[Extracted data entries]

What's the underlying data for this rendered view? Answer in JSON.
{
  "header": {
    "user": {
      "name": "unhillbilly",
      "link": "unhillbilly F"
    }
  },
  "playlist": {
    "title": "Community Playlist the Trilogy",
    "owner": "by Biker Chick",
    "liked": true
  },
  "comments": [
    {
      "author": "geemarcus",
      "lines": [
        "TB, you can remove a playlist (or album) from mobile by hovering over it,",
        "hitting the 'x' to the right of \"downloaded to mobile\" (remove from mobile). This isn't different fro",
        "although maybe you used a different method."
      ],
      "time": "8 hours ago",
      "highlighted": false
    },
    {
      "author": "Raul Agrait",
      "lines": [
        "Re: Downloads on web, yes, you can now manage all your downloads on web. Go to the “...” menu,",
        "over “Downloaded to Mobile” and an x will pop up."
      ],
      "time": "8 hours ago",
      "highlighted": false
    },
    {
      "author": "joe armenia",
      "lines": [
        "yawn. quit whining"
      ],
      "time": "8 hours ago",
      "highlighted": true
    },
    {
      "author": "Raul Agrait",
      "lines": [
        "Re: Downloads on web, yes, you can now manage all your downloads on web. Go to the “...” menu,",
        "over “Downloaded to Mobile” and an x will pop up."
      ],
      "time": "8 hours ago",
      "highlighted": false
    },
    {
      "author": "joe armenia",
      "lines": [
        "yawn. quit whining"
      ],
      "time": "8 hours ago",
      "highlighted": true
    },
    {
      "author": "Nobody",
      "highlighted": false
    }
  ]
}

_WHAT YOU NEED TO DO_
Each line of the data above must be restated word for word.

_EXERCISE RESULT_
What's the underlying data for this rendered view? Answer in JSON.
{
  "header": {
    "user": {
      "name": "unhillbilly",
      "link": "unhillbilly F"
    }
  },
  "playlist": {
    "title": "Community Playlist the Trilogy",
    "owner": "by Biker Chick",
    "liked": true
  },
  "comments": [
    {
      "author": "geemarcus",
      "lines": [
        "TB, you can remove a playlist (or album) from mobile by hovering over it,",
        "hitting the 'x' to the right of \"downloaded to mobile\" (remove from mobile). This isn't different fro",
        "although maybe you used a different method."
      ],
      "time": "8 hours ago",
      "highlighted": false
    },
    {
      "author": "Raul Agrait",
      "lines": [
        "Re: Downloads on web, yes, you can now manage all your downloads on web. Go to the “...” menu,",
        "over “Downloaded to Mobile” and an x will pop up."
      ],
      "time": "8 hours ago",
      "highlighted": false
    },
    {
      "author": "joe armenia",
      "lines": [
        "yawn. quit whining"
      ],
      "time": "8 hours ago",
      "highlighted": true
    },
    {
      "author": "Raul Agrait",
      "lines": [
        "Re: Downloads on web, yes, you can now manage all your downloads on web. Go to the “...” menu,",
        "over “Downloaded to Mobile” and an x will pop up."
      ],
      "time": "8 hours ago",
      "highlighted": false
    },
    {
      "author": "joe armenia",
      "lines": [
        "yawn. quit whining"
      ],
      "time": "8 hours ago",
      "highlighted": true
    },
    {
      "author": "Nobody",
      "highlighted": false
    }
  ]
}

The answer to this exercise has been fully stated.